### PROVIDED RECORDS
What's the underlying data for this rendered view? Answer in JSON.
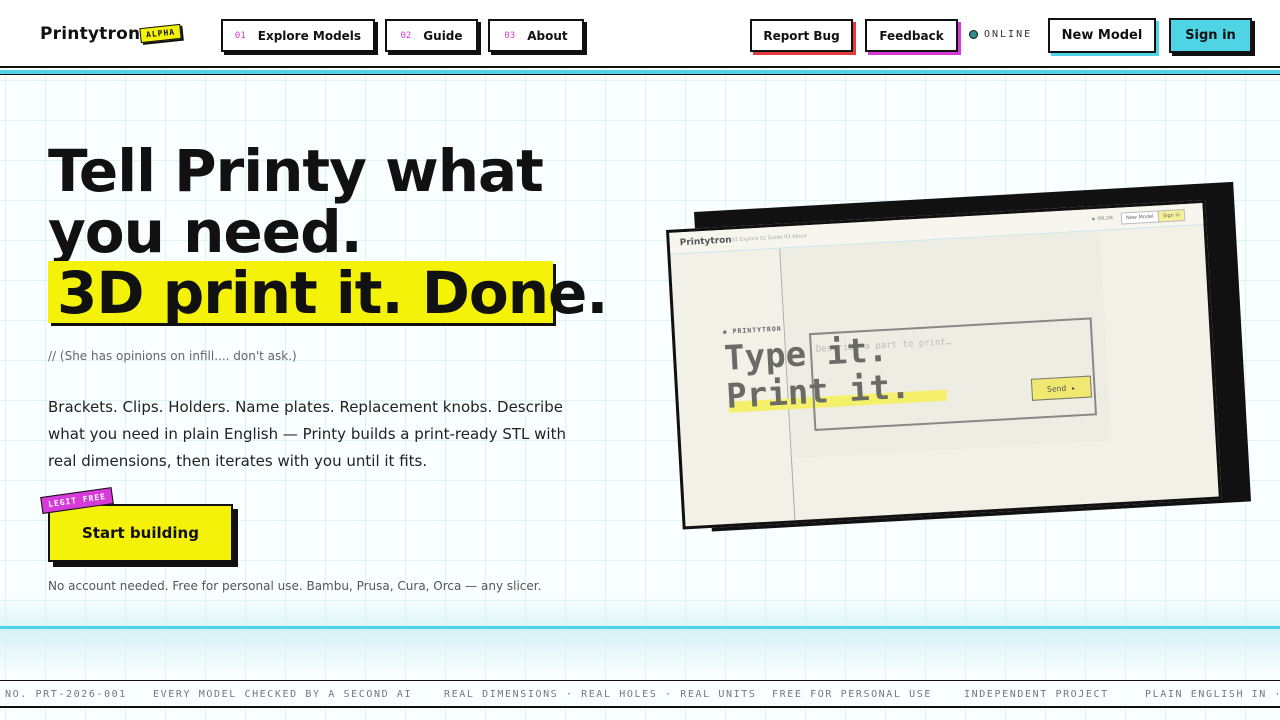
{
  "header": {
    "brand": "Printytron",
    "badge": "ALPHA",
    "nav": [
      {
        "num": "01",
        "label": "Explore Models"
      },
      {
        "num": "02",
        "label": "Guide"
      },
      {
        "num": "03",
        "label": "About"
      }
    ],
    "report_bug": "Report Bug",
    "feedback": "Feedback",
    "status": "ONLINE",
    "new_model": "New Model",
    "sign_in": "Sign in"
  },
  "hero": {
    "line1": "Tell Printy what",
    "line2": "you need.",
    "line3": "3D print it. Done.",
    "aside": "// (She has opinions on infill.... don't ask.)",
    "description": "Brackets. Clips. Holders. Name plates. Replacement knobs. Describe what you need in plain English — Printy builds a print-ready STL with real dimensions, then iterates with you until it fits.",
    "cta": "Start building",
    "cta_badge": "LEGIT FREE",
    "footnote": "No account needed. Free for personal use. Bambu, Prusa, Cura, Orca — any slicer."
  },
  "preview": {
    "brand": "Printytron",
    "nav": "01 Explore  02 Guide  03 About",
    "status": "● ONLINE",
    "new_model": "New Model",
    "sign_in": "Sign in",
    "small_brand": "◉ PRINTYTRON",
    "title_line1": "Type it.",
    "title_line2": "Print it.",
    "placeholder": "Describe a part to print…",
    "send": "Send ▸"
  },
  "ticker": [
    "NO. PRT-2026-001",
    "EVERY MODEL CHECKED BY A SECOND AI",
    "REAL DIMENSIONS · REAL HOLES · REAL UNITS",
    "FREE FOR PERSONAL USE",
    "INDEPENDENT PROJECT",
    "PLAIN ENGLISH IN · P"
  ],
  "colors": {
    "accent_yellow": "#f5f20a",
    "accent_cyan": "#4ed4e4",
    "accent_magenta": "#d63ad9",
    "report_bug_shadow": "#e23b3b",
    "status_dot": "#2e8f86"
  }
}
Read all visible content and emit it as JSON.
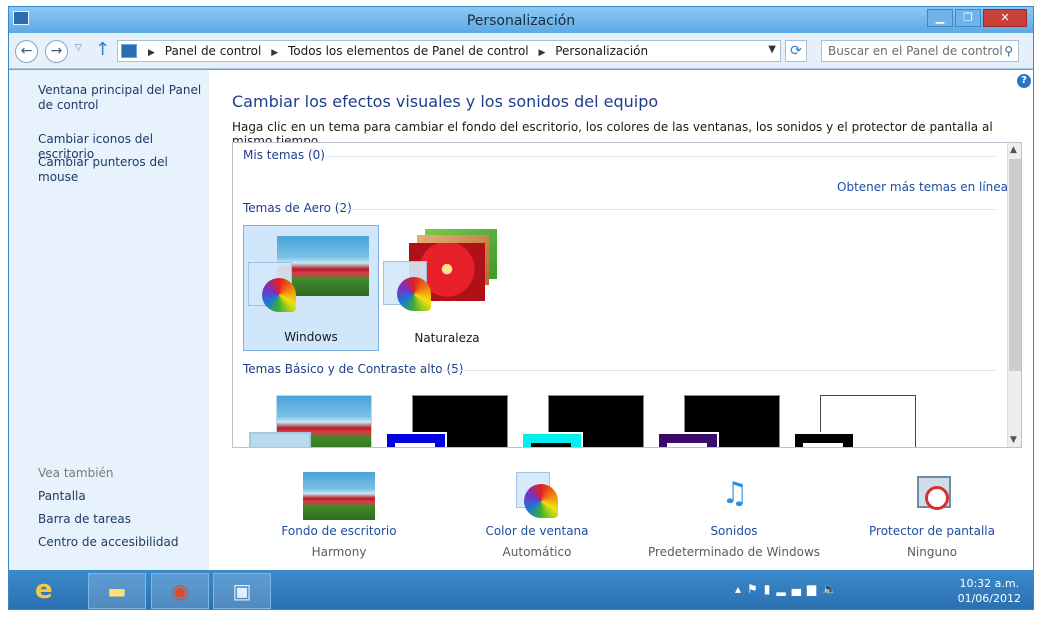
{
  "window": {
    "title": "Personalización"
  },
  "address": {
    "crumbs": [
      "Panel de control",
      "Todos los elementos de Panel de control",
      "Personalización"
    ],
    "search_placeholder": "Buscar en el Panel de control"
  },
  "sidebar": {
    "links": [
      "Ventana principal del Panel de control",
      "Cambiar iconos del escritorio",
      "Cambiar punteros del mouse"
    ],
    "see_also_heading": "Vea también",
    "see_also_links": [
      "Pantalla",
      "Barra de tareas",
      "Centro de accesibilidad"
    ]
  },
  "content": {
    "heading": "Cambiar los efectos visuales y los sonidos del equipo",
    "subtitle": "Haga clic en un tema para cambiar el fondo del escritorio, los colores de las ventanas, los sonidos y el protector de pantalla al mismo tiempo.",
    "groups": {
      "my_themes": "Mis temas (0)",
      "more_link": "Obtener más temas en línea",
      "aero": "Temas de Aero (2)",
      "basic": "Temas Básico y de Contraste alto (5)"
    },
    "aero_themes": [
      "Windows",
      "Naturaleza"
    ]
  },
  "bottom": [
    {
      "label": "Fondo de escritorio",
      "value": "Harmony",
      "icon": "desktop-background-icon"
    },
    {
      "label": "Color de ventana",
      "value": "Automático",
      "icon": "window-color-icon"
    },
    {
      "label": "Sonidos",
      "value": "Predeterminado de Windows",
      "icon": "sounds-icon"
    },
    {
      "label": "Protector de pantalla",
      "value": "Ninguno",
      "icon": "screensaver-icon"
    }
  ],
  "taskbar": {
    "time": "10:32 a.m.",
    "date": "01/06/2012"
  },
  "colors": {
    "accent": "#1e3e8c",
    "link": "#1e4ea0",
    "sidebar_bg": "#e8f2fc",
    "titlebar": "#5ba9e6"
  }
}
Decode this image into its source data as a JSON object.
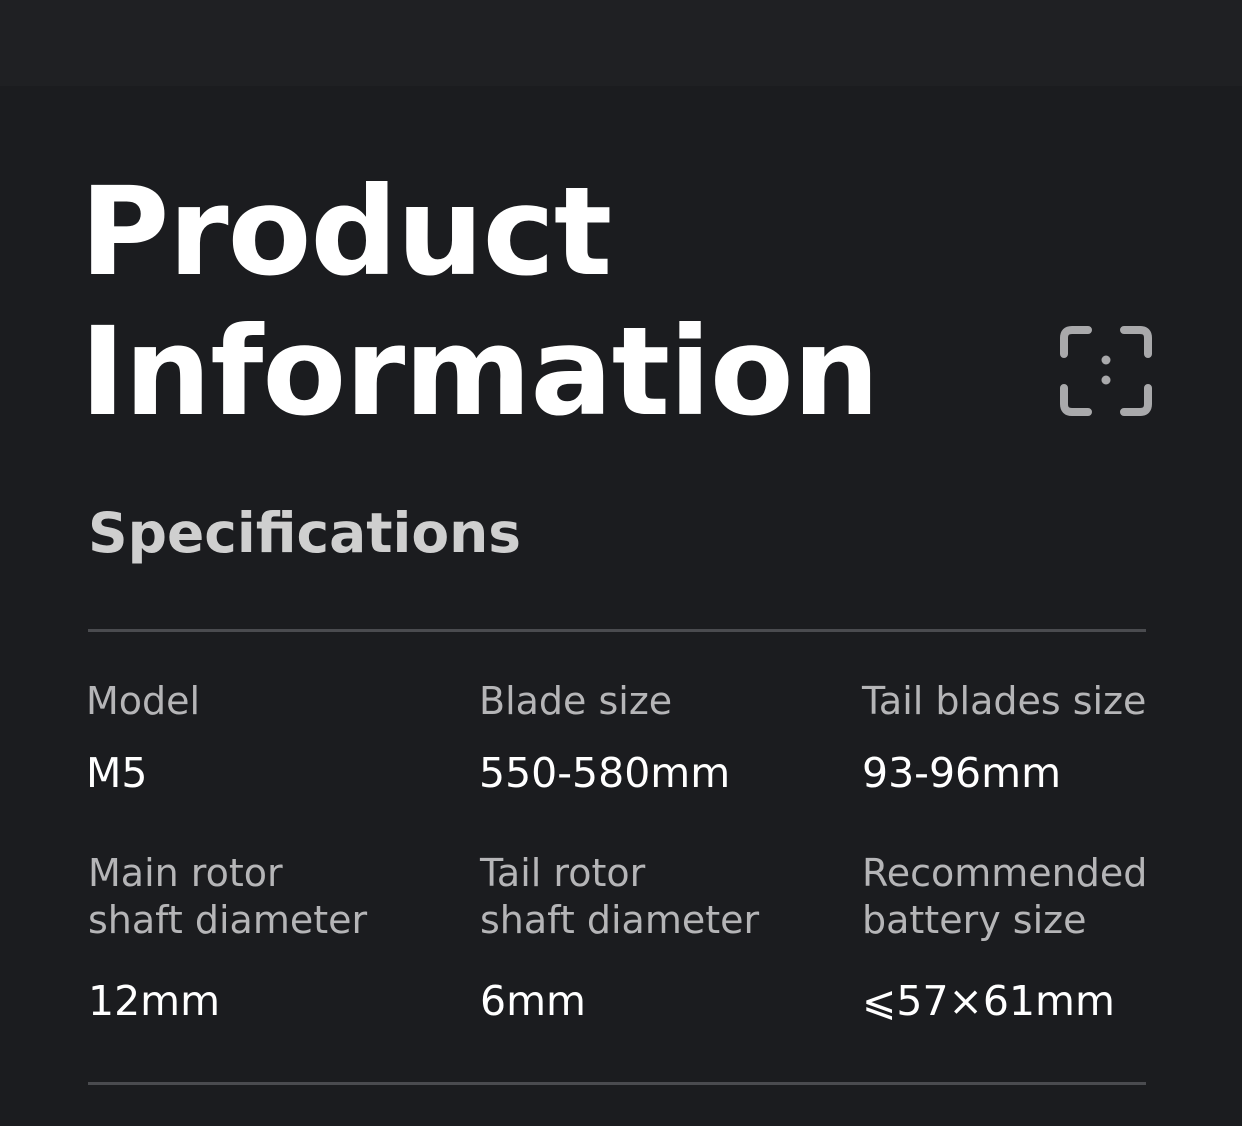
{
  "page": {
    "title_line1": "Product",
    "title_line2": "Information",
    "icon": "scan-frame-icon",
    "section_heading": "Specifications"
  },
  "colors": {
    "background": "#1b1c1f",
    "top_strip": "#1f2023",
    "title": "#ffffff",
    "heading": "#cfcfcf",
    "label": "#b5b5b7",
    "value": "#ffffff",
    "divider": "#4a4b4f",
    "icon": "#a9a9ab"
  },
  "specs": [
    {
      "label": "Model",
      "value": "M5"
    },
    {
      "label": "Blade size",
      "value": "550-580mm"
    },
    {
      "label": "Tail blades size",
      "value": "93-96mm"
    },
    {
      "label": "Main rotor\nshaft diameter",
      "value": "12mm"
    },
    {
      "label": "Tail rotor\nshaft diameter",
      "value": "6mm"
    },
    {
      "label": "Recommended\nbattery size",
      "value": "⩽57×61mm"
    }
  ]
}
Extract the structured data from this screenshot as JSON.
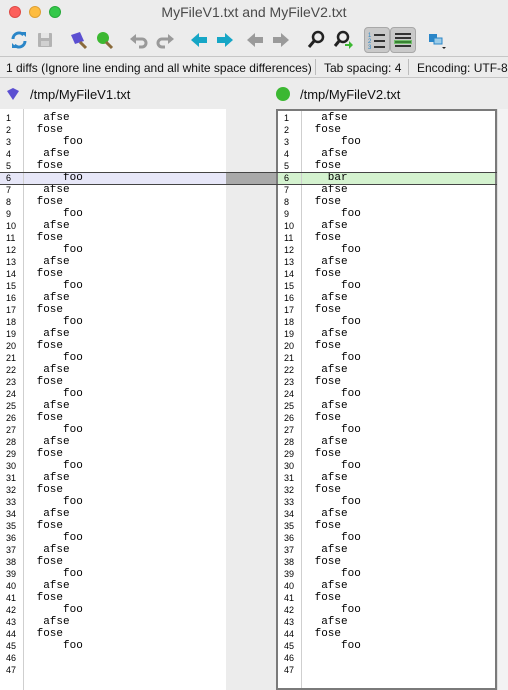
{
  "window": {
    "title": "MyFileV1.txt and MyFileV2.txt"
  },
  "toolbar": {
    "icons": [
      "refresh-icon",
      "save-icon",
      "merge-left-icon",
      "merge-right-icon",
      "undo-icon",
      "redo-icon",
      "next-diff-left-icon",
      "next-diff-right-icon",
      "prev-left-icon",
      "prev-right-icon",
      "search-icon",
      "search-next-icon",
      "line-numbers-icon",
      "show-diffs-icon",
      "view-mode-icon"
    ]
  },
  "status": {
    "diffs": "1 diffs (Ignore line ending and all white space differences)",
    "tab_spacing": "Tab spacing: 4",
    "encoding": "Encoding: UTF-8"
  },
  "left": {
    "path": "/tmp/MyFileV1.txt",
    "color": "#5b4fd1",
    "lines": [
      "  afse",
      " fose",
      "     foo",
      "  afse",
      " fose",
      "     foo",
      "  afse",
      " fose",
      "     foo",
      "  afse",
      " fose",
      "     foo",
      "  afse",
      " fose",
      "     foo",
      "  afse",
      " fose",
      "     foo",
      "  afse",
      " fose",
      "     foo",
      "  afse",
      " fose",
      "     foo",
      "  afse",
      " fose",
      "     foo",
      "  afse",
      " fose",
      "     foo",
      "  afse",
      " fose",
      "     foo",
      "  afse",
      " fose",
      "     foo",
      "  afse",
      " fose",
      "     foo",
      "  afse",
      " fose",
      "     foo",
      "  afse",
      " fose",
      "     foo",
      "",
      ""
    ]
  },
  "right": {
    "path": "/tmp/MyFileV2.txt",
    "color": "#3cb832",
    "lines": [
      "  afse",
      " fose",
      "     foo",
      "  afse",
      " fose",
      "   bar",
      "  afse",
      " fose",
      "     foo",
      "  afse",
      " fose",
      "     foo",
      "  afse",
      " fose",
      "     foo",
      "  afse",
      " fose",
      "     foo",
      "  afse",
      " fose",
      "     foo",
      "  afse",
      " fose",
      "     foo",
      "  afse",
      " fose",
      "     foo",
      "  afse",
      " fose",
      "     foo",
      "  afse",
      " fose",
      "     foo",
      "  afse",
      " fose",
      "     foo",
      "  afse",
      " fose",
      "     foo",
      "  afse",
      " fose",
      "     foo",
      "  afse",
      " fose",
      "     foo",
      "",
      ""
    ]
  }
}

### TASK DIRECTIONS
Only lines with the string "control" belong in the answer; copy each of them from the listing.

### TASK OUTPUT
      "Panel de control",
      "Todos los elementos de Panel de control",
    "search_placeholder": "Buscar en el Panel de control"
      "Ventana principal del Panel de control",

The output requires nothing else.